--- Data records ---

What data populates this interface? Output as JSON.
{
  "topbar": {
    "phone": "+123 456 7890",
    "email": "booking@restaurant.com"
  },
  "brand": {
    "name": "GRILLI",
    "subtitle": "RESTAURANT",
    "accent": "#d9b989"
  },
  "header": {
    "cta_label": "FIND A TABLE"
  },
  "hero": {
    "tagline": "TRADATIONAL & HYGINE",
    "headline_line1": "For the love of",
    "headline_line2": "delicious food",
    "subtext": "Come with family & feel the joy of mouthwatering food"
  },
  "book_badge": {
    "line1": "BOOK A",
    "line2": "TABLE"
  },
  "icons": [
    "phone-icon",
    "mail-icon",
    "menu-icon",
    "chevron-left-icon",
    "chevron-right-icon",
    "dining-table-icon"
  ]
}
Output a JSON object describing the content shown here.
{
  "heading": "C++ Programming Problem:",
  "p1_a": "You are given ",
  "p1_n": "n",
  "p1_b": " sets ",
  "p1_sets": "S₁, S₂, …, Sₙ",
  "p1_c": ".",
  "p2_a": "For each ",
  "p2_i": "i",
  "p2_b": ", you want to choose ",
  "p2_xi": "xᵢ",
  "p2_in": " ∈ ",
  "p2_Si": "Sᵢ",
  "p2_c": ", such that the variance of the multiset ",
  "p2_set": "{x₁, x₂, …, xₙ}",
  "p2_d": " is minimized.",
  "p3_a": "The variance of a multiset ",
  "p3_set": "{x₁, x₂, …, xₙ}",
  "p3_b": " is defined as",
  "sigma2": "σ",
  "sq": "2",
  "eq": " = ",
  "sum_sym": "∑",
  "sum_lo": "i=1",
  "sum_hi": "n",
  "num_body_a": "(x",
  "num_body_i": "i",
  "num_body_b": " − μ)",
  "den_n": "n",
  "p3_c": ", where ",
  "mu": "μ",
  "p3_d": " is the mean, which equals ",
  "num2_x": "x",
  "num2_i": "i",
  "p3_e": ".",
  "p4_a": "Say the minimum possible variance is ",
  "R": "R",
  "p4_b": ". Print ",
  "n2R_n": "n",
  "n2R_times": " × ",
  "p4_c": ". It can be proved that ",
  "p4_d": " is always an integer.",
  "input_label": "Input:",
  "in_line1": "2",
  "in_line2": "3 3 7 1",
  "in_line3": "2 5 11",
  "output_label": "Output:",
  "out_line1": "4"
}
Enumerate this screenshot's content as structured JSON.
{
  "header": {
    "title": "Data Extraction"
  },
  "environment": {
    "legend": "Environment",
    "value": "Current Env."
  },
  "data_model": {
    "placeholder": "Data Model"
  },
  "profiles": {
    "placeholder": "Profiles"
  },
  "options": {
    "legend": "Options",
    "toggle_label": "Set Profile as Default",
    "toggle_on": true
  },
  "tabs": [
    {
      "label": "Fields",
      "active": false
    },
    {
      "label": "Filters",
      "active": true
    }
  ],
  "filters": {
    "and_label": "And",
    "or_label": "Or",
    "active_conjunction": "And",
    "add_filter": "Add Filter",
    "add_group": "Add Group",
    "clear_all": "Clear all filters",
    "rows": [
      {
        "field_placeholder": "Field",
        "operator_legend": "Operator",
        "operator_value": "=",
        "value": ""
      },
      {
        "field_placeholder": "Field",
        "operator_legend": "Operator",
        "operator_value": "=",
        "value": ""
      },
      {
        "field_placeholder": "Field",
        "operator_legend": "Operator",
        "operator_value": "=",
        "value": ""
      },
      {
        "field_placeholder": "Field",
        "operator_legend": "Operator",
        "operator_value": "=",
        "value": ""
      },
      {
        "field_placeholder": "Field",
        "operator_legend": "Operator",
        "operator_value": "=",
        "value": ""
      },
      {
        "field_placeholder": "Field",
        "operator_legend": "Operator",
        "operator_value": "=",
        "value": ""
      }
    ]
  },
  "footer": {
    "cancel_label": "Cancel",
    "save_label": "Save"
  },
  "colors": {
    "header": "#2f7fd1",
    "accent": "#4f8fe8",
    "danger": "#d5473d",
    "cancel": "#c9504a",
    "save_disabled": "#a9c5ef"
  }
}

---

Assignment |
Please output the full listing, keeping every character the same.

Solution for this exercise |
What data populates this interface? Output as JSON.
{
  "topbar": {
    "phone": "+123 456 7890",
    "email": "booking@restaurant.com"
  },
  "brand": {
    "name": "GRILLI",
    "subtitle": "RESTAURANT",
    "accent": "#d9b989"
  },
  "header": {
    "cta_label": "FIND A TABLE"
  },
  "hero": {
    "tagline": "TRADATIONAL & HYGINE",
    "headline_line1": "For the love of",
    "headline_line2": "delicious food",
    "subtext": "Come with family & feel the joy of mouthwatering food"
  },
  "book_badge": {
    "line1": "BOOK A",
    "line2": "TABLE"
  },
  "icons": [
    "phone-icon",
    "mail-icon",
    "menu-icon",
    "chevron-left-icon",
    "chevron-right-icon",
    "dining-table-icon"
  ]
}
Output a JSON object describing the content shown here.
{
  "heading": "C++ Programming Problem:",
  "p1_a": "You are given ",
  "p1_n": "n",
  "p1_b": " sets ",
  "p1_sets": "S₁, S₂, …, Sₙ",
  "p1_c": ".",
  "p2_a": "For each ",
  "p2_i": "i",
  "p2_b": ", you want to choose ",
  "p2_xi": "xᵢ",
  "p2_in": " ∈ ",
  "p2_Si": "Sᵢ",
  "p2_c": ", such that the variance of the multiset ",
  "p2_set": "{x₁, x₂, …, xₙ}",
  "p2_d": " is minimized.",
  "p3_a": "The variance of a multiset ",
  "p3_set": "{x₁, x₂, …, xₙ}",
  "p3_b": " is defined as",
  "sigma2": "σ",
  "sq": "2",
  "eq": " = ",
  "sum_sym": "∑",
  "sum_lo": "i=1",
  "sum_hi": "n",
  "num_body_a": "(x",
  "num_body_i": "i",
  "num_body_b": " − μ)",
  "den_n": "n",
  "p3_c": ", where ",
  "mu": "μ",
  "p3_d": " is the mean, which equals ",
  "num2_x": "x",
  "num2_i": "i",
  "p3_e": ".",
  "p4_a": "Say the minimum possible variance is ",
  "R": "R",
  "p4_b": ". Print ",
  "n2R_n": "n",
  "n2R_times": " × ",
  "p4_c": ". It can be proved that ",
  "p4_d": " is always an integer.",
  "input_label": "Input:",
  "in_line1": "2",
  "in_line2": "3 3 7 1",
  "in_line3": "2 5 11",
  "output_label": "Output:",
  "out_line1": "4"
}
Enumerate this screenshot's content as structured JSON.
{
  "header": {
    "title": "Data Extraction"
  },
  "environment": {
    "legend": "Environment",
    "value": "Current Env."
  },
  "data_model": {
    "placeholder": "Data Model"
  },
  "profiles": {
    "placeholder": "Profiles"
  },
  "options": {
    "legend": "Options",
    "toggle_label": "Set Profile as Default",
    "toggle_on": true
  },
  "tabs": [
    {
      "label": "Fields",
      "active": false
    },
    {
      "label": "Filters",
      "active": true
    }
  ],
  "filters": {
    "and_label": "And",
    "or_label": "Or",
    "active_conjunction": "And",
    "add_filter": "Add Filter",
    "add_group": "Add Group",
    "clear_all": "Clear all filters",
    "rows": [
      {
        "field_placeholder": "Field",
        "operator_legend": "Operator",
        "operator_value": "=",
        "value": ""
      },
      {
        "field_placeholder": "Field",
        "operator_legend": "Operator",
        "operator_value": "=",
        "value": ""
      },
      {
        "field_placeholder": "Field",
        "operator_legend": "Operator",
        "operator_value": "=",
        "value": ""
      },
      {
        "field_placeholder": "Field",
        "operator_legend": "Operator",
        "operator_value": "=",
        "value": ""
      },
      {
        "field_placeholder": "Field",
        "operator_legend": "Operator",
        "operator_value": "=",
        "value": ""
      },
      {
        "field_placeholder": "Field",
        "operator_legend": "Operator",
        "operator_value": "=",
        "value": ""
      }
    ]
  },
  "footer": {
    "cancel_label": "Cancel",
    "save_label": "Save"
  },
  "colors": {
    "header": "#2f7fd1",
    "accent": "#4f8fe8",
    "danger": "#d5473d",
    "cancel": "#c9504a",
    "save_disabled": "#a9c5ef"
  }
}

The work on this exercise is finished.